My grandmother's name is Maria. What I remember most vividly about my grandmother, whom I called "mama," was her garden. It was *her* happy place. She could spend hours planting and cultivating seeds and cuttings she'd trade with neighbors. These days, we'd call her a master Gardner.
I still remember the smell of the jasmine bush she planted that later grew into what looked like a tree. The mango and guava trees filled with fruit. The scent of the herbs and the size and various colors of her dahlias, my favorite flower. She loved her garden so much she even had her sewing machine under the lemon tree where she would make all our clothes. And it was under that same lemon tree that she cried when my mother came to bring me back to the U.S.
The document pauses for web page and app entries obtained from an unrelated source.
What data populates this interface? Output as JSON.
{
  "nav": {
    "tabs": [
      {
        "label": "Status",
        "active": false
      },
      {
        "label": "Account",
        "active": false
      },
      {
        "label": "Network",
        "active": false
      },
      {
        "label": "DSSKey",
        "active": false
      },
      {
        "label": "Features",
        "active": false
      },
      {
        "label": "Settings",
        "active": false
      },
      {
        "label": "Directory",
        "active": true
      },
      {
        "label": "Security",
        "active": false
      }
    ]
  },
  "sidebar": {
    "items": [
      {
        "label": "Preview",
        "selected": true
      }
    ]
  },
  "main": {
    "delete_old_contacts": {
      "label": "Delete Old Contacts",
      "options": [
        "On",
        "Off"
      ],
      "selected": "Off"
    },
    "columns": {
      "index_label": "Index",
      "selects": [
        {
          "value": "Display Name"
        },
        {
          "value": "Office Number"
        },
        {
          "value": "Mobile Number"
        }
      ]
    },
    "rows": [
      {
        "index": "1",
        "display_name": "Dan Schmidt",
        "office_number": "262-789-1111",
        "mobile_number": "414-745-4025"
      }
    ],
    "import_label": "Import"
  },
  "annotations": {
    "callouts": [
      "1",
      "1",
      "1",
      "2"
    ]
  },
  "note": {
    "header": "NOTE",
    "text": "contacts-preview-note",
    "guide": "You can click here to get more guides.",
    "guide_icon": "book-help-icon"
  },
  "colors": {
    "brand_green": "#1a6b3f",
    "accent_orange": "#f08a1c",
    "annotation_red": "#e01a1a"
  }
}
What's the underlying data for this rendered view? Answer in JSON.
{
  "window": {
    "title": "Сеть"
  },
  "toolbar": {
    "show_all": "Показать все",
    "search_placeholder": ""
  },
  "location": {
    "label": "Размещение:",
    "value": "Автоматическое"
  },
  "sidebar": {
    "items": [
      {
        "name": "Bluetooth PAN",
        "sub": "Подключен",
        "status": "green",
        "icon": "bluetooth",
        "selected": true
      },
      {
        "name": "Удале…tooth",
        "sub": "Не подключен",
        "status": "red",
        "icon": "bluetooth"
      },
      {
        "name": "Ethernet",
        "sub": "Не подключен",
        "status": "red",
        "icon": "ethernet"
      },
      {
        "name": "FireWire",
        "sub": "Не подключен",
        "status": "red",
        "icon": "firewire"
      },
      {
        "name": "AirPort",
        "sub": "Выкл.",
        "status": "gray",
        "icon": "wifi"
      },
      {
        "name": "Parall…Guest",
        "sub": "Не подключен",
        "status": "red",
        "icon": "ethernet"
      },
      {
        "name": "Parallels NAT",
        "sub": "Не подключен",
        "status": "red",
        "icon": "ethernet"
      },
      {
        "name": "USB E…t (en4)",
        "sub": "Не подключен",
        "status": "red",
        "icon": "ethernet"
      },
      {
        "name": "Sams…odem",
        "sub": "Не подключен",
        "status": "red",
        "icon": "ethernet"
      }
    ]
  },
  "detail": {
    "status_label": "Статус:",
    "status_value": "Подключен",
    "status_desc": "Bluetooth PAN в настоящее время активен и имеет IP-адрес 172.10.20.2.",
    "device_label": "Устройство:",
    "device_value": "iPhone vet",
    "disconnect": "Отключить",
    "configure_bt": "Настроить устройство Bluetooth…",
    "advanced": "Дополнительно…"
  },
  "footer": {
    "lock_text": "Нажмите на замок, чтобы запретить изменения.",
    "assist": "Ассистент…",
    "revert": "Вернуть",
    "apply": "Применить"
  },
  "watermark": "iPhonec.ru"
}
My earliest memories are of her bathing me in a tin tub in the middle of the garden. I remember her pulling the water from the well and heating it over a pile of wood that my grandfather would stack for her. She'd then put me in, pour home-made soap in the water, harvest squash leaves with log tubes, cut both ends to make a straw and have me blow through it to create bubbles in the water. This distracted me from her trying to wash my curly hair.
It was from this same garden that she would send me to cut herbs, flowers, and fruit to make her home remedies.
As I grew up, she would take me with her to the local river bed where we would do our wash, then forage for verdolagas (purslane), wild herbs and seeds that I would later put in an empty bottle with water and sugar, sit atop the guava tree, drink my “soda” and sing. At the same time, she worked her hands into the earth or into a pot of something, humming along with me. And as I watched, I learned.
My grandmother was strong-willed, determined and stubborn. It was a persona not many appreciated much in a small town in Mexico, but it was her way of surviving. Sadly, she acquired these traits when she suddenly found herself a young widow with two young children and a third on the way when her husband was ambushed and killed in a field he was keeping a watch on. She later remarried my 'papa', a local somewhat wealthy man, whom she experienced further tragedy with when he accidentally fired a celebratory bullet at their wedding - killing a man. Having served his time in prison for it, he came back to her, a poor man and thus strengthened her survival skills.
The house in Mexico
Maria's determination carried on to my mother and now to me. And now, I see it in my children too. I could write a book - but I will stop here for now.